After a two-hour street-course blitz in which he made some of the most difficult maneuvers look easy, showing up some of the world's best skateboarders in the process, Paul Rodriguez said he had a good feeling inside.
"But on the outside, physically, I feel like I want to go lay down or something," he added, while surrounded by autograph-seekers outside Staples Center.
Then came the announcement most knew was coming. Rodriguez on Thursday was presented with the first gold medal at this year's X Games, thus earning bragging rights as arguably the world's best street skater. Andrew Reynolds of Hollywood was second; Bastien Salabanzi of Barcelona, Spain, was third.
"I'm dumbfounded," Rodriguez said. "I haven't actually won a contest since I was 13, and it was just an amateur contest. To win now and to nonetheless have it be the X Games.... I can't even explain how I feel other than to say I'm dumbfounded."
Rodriguez, 19, a Chatsworth pro whose strengths were suited to the natural street-type terrain set up outside Staples Center, won the bronze medal on the street course in 2003. On Thursday, he started slowly but gained momentum over a course that included steps, concrete walls and barriers, ramps, handrails, and benches.
A lengthy succession of successful maneuvers -- which included lots of kickflips, tail and nose slides -- made him the clear leader going into the final portion of the competition, a 15-minute expression session on a stairway handrail.
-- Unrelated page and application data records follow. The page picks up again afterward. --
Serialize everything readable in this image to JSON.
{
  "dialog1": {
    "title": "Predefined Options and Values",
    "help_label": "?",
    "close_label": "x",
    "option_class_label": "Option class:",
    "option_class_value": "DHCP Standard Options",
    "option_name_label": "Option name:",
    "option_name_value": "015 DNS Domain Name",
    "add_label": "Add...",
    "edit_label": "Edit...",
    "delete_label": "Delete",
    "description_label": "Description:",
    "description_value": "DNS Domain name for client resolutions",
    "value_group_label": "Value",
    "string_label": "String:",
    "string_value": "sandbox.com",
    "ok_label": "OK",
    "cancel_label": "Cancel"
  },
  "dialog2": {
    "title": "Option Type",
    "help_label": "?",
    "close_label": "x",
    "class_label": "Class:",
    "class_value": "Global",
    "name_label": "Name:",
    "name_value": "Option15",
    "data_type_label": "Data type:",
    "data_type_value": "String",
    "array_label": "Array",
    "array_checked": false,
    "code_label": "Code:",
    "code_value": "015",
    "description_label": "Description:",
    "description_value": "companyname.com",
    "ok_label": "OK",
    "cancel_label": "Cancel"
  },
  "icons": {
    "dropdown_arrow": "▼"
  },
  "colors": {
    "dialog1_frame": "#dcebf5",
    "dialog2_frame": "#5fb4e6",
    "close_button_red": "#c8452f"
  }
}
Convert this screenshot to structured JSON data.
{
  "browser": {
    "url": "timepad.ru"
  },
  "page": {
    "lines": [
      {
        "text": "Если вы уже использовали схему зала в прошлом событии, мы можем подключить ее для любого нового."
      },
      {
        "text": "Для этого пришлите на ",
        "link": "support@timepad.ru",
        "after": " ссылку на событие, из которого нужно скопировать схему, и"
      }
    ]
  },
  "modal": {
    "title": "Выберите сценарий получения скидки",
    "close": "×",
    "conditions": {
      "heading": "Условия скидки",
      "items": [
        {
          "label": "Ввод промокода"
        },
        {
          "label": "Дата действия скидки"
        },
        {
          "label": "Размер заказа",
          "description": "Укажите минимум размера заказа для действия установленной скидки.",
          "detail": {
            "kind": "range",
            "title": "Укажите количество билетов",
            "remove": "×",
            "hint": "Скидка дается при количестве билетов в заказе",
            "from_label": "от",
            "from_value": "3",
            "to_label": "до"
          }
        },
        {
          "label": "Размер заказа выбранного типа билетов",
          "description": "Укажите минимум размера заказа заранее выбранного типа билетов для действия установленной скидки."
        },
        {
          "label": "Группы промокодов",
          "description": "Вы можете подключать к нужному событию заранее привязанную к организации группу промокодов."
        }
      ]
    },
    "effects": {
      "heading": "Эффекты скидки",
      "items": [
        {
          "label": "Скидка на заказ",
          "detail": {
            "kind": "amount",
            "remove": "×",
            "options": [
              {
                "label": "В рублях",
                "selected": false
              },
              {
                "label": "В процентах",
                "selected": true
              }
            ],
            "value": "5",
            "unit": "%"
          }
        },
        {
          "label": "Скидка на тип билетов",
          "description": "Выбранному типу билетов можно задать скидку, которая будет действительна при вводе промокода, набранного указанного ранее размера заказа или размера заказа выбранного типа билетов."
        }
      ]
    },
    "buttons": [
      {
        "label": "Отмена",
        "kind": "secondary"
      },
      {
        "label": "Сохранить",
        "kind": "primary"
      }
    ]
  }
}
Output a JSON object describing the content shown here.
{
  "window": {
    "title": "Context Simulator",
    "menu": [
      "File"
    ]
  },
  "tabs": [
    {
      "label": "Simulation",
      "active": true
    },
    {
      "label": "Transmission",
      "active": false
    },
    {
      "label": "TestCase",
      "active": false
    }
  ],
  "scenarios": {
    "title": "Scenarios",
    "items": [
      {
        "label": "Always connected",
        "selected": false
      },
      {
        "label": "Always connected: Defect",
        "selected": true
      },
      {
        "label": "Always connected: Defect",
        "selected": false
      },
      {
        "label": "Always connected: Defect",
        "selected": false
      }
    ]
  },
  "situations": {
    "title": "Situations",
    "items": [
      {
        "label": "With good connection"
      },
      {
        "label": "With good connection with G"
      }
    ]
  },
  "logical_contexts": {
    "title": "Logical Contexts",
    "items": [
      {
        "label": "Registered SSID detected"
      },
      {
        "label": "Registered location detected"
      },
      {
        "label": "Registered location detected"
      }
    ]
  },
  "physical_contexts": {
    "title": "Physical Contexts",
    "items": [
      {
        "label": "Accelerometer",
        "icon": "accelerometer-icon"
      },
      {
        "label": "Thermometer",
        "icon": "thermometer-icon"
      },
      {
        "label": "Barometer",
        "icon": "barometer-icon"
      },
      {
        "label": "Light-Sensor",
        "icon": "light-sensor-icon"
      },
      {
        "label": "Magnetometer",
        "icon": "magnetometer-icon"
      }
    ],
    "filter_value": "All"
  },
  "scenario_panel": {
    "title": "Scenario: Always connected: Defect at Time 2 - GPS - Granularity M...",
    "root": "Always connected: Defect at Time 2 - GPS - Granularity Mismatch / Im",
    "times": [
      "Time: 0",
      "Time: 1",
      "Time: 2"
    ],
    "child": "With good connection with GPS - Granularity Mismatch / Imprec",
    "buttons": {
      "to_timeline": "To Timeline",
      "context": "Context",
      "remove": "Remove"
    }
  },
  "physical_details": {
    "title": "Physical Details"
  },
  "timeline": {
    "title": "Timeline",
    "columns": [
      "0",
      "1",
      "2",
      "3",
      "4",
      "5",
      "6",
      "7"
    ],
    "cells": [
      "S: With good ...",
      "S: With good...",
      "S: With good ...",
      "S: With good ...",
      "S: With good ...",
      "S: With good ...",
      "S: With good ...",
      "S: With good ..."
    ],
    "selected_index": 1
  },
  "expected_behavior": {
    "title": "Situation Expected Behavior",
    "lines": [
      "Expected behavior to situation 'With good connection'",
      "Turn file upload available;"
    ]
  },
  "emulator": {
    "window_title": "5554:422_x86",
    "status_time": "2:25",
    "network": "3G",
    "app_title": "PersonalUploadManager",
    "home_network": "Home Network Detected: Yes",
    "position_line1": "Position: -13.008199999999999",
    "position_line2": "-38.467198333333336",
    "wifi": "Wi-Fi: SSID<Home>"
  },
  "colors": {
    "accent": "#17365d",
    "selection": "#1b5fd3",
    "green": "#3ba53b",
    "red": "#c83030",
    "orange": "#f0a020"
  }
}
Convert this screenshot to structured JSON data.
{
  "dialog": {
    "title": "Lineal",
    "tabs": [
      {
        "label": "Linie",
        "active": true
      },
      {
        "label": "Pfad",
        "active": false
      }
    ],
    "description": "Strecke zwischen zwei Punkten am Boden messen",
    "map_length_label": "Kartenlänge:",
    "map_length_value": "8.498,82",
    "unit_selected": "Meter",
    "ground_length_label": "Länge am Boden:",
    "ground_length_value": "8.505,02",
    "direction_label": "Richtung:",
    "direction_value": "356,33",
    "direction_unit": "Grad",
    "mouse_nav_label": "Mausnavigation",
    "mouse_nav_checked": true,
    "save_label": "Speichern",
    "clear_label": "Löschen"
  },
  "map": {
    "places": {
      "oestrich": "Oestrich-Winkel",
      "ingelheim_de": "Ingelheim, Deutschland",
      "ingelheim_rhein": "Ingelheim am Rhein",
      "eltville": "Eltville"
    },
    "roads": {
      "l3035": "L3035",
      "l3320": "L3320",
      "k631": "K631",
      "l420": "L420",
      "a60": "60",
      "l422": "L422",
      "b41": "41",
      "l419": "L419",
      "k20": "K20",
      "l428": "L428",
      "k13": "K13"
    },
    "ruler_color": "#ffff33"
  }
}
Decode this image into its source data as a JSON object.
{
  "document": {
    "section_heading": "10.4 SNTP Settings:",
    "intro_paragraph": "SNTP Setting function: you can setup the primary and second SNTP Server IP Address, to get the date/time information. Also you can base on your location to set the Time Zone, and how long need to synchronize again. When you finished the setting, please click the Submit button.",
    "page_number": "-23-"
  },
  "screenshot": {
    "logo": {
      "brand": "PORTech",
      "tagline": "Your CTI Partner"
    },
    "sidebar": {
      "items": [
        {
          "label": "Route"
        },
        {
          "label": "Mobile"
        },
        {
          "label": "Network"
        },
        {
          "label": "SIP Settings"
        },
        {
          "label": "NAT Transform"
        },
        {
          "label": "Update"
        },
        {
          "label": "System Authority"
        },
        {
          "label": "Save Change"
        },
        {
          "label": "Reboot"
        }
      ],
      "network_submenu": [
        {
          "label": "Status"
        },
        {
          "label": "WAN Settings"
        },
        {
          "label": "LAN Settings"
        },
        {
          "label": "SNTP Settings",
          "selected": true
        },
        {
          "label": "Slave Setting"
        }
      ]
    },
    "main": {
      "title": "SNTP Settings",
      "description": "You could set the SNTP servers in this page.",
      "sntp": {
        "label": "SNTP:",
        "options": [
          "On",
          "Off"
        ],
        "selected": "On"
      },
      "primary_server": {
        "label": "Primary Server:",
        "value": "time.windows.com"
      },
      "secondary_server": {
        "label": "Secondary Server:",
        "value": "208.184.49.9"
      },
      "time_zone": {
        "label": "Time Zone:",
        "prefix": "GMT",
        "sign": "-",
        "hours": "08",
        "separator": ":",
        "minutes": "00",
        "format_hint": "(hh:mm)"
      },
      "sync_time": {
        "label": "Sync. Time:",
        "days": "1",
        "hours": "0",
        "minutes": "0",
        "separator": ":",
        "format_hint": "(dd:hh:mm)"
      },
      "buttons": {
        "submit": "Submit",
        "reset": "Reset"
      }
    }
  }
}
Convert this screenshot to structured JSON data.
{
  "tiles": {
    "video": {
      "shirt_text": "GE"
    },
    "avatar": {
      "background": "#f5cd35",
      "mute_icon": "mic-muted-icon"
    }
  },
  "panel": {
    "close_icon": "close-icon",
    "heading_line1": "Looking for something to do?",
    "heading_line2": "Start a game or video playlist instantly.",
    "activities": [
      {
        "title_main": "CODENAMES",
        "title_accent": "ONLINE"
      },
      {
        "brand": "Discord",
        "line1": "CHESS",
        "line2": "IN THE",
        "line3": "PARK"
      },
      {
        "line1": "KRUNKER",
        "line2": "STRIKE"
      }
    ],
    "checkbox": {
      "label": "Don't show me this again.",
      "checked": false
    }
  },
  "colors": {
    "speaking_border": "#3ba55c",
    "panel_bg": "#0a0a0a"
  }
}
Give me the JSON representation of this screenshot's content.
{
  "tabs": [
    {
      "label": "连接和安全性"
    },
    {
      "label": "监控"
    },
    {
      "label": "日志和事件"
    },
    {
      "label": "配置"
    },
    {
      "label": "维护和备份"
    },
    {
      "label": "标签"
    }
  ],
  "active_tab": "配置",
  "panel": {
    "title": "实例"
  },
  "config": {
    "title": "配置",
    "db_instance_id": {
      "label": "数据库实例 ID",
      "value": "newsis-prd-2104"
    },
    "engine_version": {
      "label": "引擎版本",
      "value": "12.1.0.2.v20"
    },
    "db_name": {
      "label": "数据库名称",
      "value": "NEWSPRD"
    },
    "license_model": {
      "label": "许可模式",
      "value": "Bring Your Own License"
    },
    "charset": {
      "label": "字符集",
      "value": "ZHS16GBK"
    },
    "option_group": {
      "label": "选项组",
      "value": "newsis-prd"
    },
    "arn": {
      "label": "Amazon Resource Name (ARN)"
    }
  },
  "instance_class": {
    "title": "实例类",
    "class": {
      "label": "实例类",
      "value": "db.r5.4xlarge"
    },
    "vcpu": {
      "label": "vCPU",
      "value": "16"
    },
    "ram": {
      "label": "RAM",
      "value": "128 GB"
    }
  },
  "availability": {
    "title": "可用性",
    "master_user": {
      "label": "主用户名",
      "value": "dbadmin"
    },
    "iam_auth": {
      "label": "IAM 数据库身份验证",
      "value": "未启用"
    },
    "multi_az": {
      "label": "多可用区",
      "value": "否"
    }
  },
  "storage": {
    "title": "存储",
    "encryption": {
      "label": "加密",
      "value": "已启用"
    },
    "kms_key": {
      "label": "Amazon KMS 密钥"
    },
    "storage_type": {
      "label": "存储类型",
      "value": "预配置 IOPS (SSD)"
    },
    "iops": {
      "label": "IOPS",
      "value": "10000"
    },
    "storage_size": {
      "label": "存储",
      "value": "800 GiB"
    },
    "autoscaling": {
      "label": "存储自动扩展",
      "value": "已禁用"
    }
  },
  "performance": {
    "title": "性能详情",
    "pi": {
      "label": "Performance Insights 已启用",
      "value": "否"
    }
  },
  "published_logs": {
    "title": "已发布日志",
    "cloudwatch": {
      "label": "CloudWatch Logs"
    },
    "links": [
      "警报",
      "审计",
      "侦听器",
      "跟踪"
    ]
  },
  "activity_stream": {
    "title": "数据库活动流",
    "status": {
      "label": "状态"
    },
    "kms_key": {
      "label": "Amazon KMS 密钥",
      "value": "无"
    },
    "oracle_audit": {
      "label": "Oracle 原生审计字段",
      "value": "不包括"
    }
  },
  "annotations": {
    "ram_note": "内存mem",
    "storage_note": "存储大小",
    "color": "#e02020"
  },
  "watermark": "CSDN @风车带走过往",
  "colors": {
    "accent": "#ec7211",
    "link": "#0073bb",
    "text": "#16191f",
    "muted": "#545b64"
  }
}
That was when his father, comedian-actor Paul Rodriguez, got especially nervous. "I knew that if he didn't land right on the rail, I'd never be a grandfather -- and I want to be a grandfather," he said, casting a proud look his son's way.
With his triumph, and a final score of 90.25, Rodriguez earned $50,000.
There will be no repeat medal performance for Ryan Sheckler, 14, the second-year pro from San Clemente, who surprised some of his older peers by winning the gold last year in the skate park competition (there are only street, vert and big-air competitions this year).
Sheckler was ninth in a field of 11 and was never able to get anything going.
Montreal's Pierre-Luc Gagnon used a variety of difficult maneuvers to score a 93.66 on his first of three runs in the vert competition, leaving his nine adversaries with no choice but to try more difficult routines in hopes of attaining a higher score. None were able to do so as the event came down to the night's final run.
There stood Bucky Lasek, and into the ramp he went, feeling so charged up he felt as though "there was a pit bull behind me." The 31-year-old from Carlsbad executed all of his high-flying, twisting maneuvers -- finishing up with his signature frontside heel-flip gay twist -- to register a score of 95.00 and emerge triumphant.
It was his fourth X Games gold medal in the vert competition -- the most of any skateboarder.
"If there wasn't so many people here I would have cried," Lasek said afterward. " I feel like the luckiest person in the world."
Gagnon, winner of the vert and best trick competitions in 2002, said he didn't feel too unlucky. "Bucky did it so good, and I'm happy for him," he said.
The women's street finals are today, and the women's vert finals and the men's vert best trick finals are Saturday. The big-air finals are Sunday.